Problem details:
Type out every line of the data again, exactly.
** Opening Exercise data block **
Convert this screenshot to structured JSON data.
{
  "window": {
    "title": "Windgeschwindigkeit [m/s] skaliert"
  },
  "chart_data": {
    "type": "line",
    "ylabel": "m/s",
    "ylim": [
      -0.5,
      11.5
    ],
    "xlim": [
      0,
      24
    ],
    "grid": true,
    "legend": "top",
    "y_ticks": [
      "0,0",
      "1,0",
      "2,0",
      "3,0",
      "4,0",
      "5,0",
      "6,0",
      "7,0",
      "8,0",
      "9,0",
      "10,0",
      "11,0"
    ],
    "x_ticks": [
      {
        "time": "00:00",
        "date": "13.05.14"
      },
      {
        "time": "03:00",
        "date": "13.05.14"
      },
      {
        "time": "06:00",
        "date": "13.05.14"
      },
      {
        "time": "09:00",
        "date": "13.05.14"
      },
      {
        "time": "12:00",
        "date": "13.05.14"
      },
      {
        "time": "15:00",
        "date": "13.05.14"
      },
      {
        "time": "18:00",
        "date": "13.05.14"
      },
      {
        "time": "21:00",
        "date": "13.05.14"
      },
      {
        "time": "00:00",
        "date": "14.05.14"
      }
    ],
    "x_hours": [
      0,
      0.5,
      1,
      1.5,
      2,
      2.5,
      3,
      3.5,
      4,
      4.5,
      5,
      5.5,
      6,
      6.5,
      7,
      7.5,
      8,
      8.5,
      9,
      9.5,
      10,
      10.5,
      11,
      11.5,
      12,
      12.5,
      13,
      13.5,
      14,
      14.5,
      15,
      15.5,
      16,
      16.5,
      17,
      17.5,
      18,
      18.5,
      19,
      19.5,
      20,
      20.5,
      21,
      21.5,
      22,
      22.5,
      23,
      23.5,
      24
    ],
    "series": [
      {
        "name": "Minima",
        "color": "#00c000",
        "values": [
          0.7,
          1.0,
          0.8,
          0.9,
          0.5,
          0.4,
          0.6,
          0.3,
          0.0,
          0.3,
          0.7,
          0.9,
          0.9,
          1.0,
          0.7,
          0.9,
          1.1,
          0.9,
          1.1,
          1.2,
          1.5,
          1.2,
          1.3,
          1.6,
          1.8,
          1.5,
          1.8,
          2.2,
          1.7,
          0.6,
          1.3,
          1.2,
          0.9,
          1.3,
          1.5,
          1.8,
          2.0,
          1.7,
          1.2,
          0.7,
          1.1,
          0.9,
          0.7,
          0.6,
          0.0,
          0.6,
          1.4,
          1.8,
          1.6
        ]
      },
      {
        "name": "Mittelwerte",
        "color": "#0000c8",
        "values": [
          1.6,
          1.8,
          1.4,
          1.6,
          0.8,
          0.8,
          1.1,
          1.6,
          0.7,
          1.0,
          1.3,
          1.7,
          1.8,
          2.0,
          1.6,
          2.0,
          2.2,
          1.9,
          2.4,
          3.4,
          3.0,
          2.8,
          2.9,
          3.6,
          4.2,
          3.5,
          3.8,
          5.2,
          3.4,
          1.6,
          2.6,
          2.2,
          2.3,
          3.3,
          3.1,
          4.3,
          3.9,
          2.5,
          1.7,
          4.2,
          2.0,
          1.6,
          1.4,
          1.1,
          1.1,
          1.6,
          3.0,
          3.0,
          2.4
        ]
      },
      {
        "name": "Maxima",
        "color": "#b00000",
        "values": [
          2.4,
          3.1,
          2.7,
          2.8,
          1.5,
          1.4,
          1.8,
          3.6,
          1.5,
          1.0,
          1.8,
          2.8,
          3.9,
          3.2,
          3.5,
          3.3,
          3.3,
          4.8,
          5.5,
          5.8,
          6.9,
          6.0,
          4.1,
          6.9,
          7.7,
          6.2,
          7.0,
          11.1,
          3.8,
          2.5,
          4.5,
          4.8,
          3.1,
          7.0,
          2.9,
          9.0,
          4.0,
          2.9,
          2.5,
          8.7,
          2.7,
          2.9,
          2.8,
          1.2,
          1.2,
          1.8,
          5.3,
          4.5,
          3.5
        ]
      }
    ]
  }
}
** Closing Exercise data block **
Exercise output:
Convert this screenshot to structured JSON data.
{
  "window": {
    "title": "Windgeschwindigkeit [m/s] skaliert"
  },
  "chart_data": {
    "type": "line",
    "ylabel": "m/s",
    "ylim": [
      -0.5,
      11.5
    ],
    "xlim": [
      0,
      24
    ],
    "grid": true,
    "legend": "top",
    "y_ticks": [
      "0,0",
      "1,0",
      "2,0",
      "3,0",
      "4,0",
      "5,0",
      "6,0",
      "7,0",
      "8,0",
      "9,0",
      "10,0",
      "11,0"
    ],
    "x_ticks": [
      {
        "time": "00:00",
        "date": "13.05.14"
      },
      {
        "time": "03:00",
        "date": "13.05.14"
      },
      {
        "time": "06:00",
        "date": "13.05.14"
      },
      {
        "time": "09:00",
        "date": "13.05.14"
      },
      {
        "time": "12:00",
        "date": "13.05.14"
      },
      {
        "time": "15:00",
        "date": "13.05.14"
      },
      {
        "time": "18:00",
        "date": "13.05.14"
      },
      {
        "time": "21:00",
        "date": "13.05.14"
      },
      {
        "time": "00:00",
        "date": "14.05.14"
      }
    ],
    "x_hours": [
      0,
      0.5,
      1,
      1.5,
      2,
      2.5,
      3,
      3.5,
      4,
      4.5,
      5,
      5.5,
      6,
      6.5,
      7,
      7.5,
      8,
      8.5,
      9,
      9.5,
      10,
      10.5,
      11,
      11.5,
      12,
      12.5,
      13,
      13.5,
      14,
      14.5,
      15,
      15.5,
      16,
      16.5,
      17,
      17.5,
      18,
      18.5,
      19,
      19.5,
      20,
      20.5,
      21,
      21.5,
      22,
      22.5,
      23,
      23.5,
      24
    ],
    "series": [
      {
        "name": "Minima",
        "color": "#00c000",
        "values": [
          0.7,
          1.0,
          0.8,
          0.9,
          0.5,
          0.4,
          0.6,
          0.3,
          0.0,
          0.3,
          0.7,
          0.9,
          0.9,
          1.0,
          0.7,
          0.9,
          1.1,
          0.9,
          1.1,
          1.2,
          1.5,
          1.2,
          1.3,
          1.6,
          1.8,
          1.5,
          1.8,
          2.2,
          1.7,
          0.6,
          1.3,
          1.2,
          0.9,
          1.3,
          1.5,
          1.8,
          2.0,
          1.7,
          1.2,
          0.7,
          1.1,
          0.9,
          0.7,
          0.6,
          0.0,
          0.6,
          1.4,
          1.8,
          1.6
        ]
      },
      {
        "name": "Mittelwerte",
        "color": "#0000c8",
        "values": [
          1.6,
          1.8,
          1.4,
          1.6,
          0.8,
          0.8,
          1.1,
          1.6,
          0.7,
          1.0,
          1.3,
          1.7,
          1.8,
          2.0,
          1.6,
          2.0,
          2.2,
          1.9,
          2.4,
          3.4,
          3.0,
          2.8,
          2.9,
          3.6,
          4.2,
          3.5,
          3.8,
          5.2,
          3.4,
          1.6,
          2.6,
          2.2,
          2.3,
          3.3,
          3.1,
          4.3,
          3.9,
          2.5,
          1.7,
          4.2,
          2.0,
          1.6,
          1.4,
          1.1,
          1.1,
          1.6,
          3.0,
          3.0,
          2.4
        ]
      },
      {
        "name": "Maxima",
        "color": "#b00000",
        "values": [
          2.4,
          3.1,
          2.7,
          2.8,
          1.5,
          1.4,
          1.8,
          3.6,
          1.5,
          1.0,
          1.8,
          2.8,
          3.9,
          3.2,
          3.5,
          3.3,
          3.3,
          4.8,
          5.5,
          5.8,
          6.9,
          6.0,
          4.1,
          6.9,
          7.7,
          6.2,
          7.0,
          11.1,
          3.8,
          2.5,
          4.5,
          4.8,
          3.1,
          7.0,
          2.9,
          9.0,
          4.0,
          2.9,
          2.5,
          8.7,
          2.7,
          2.9,
          2.8,
          1.2,
          1.2,
          1.8,
          5.3,
          4.5,
          3.5
        ]
      }
    ]
  }
}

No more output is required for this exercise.